DATA UNDER STUDY: Begin
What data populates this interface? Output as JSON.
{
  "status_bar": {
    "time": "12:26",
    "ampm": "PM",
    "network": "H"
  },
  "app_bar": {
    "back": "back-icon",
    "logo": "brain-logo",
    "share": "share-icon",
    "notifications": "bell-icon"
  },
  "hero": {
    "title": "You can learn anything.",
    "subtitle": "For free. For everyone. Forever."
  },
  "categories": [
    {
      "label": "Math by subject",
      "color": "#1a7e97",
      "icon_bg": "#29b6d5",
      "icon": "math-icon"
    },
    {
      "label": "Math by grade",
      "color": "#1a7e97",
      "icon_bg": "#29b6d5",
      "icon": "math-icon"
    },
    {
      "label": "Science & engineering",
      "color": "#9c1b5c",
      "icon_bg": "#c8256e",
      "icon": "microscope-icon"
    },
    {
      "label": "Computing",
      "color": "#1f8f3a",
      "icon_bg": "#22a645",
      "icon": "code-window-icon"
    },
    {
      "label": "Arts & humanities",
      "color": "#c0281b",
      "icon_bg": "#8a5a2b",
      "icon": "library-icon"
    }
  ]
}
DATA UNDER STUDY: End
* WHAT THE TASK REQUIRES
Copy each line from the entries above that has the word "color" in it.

* OUTPUT
      "color": "#1a7e97",
      "color": "#1a7e97",
      "color": "#9c1b5c",
      "color": "#1f8f3a",
      "color": "#c0281b",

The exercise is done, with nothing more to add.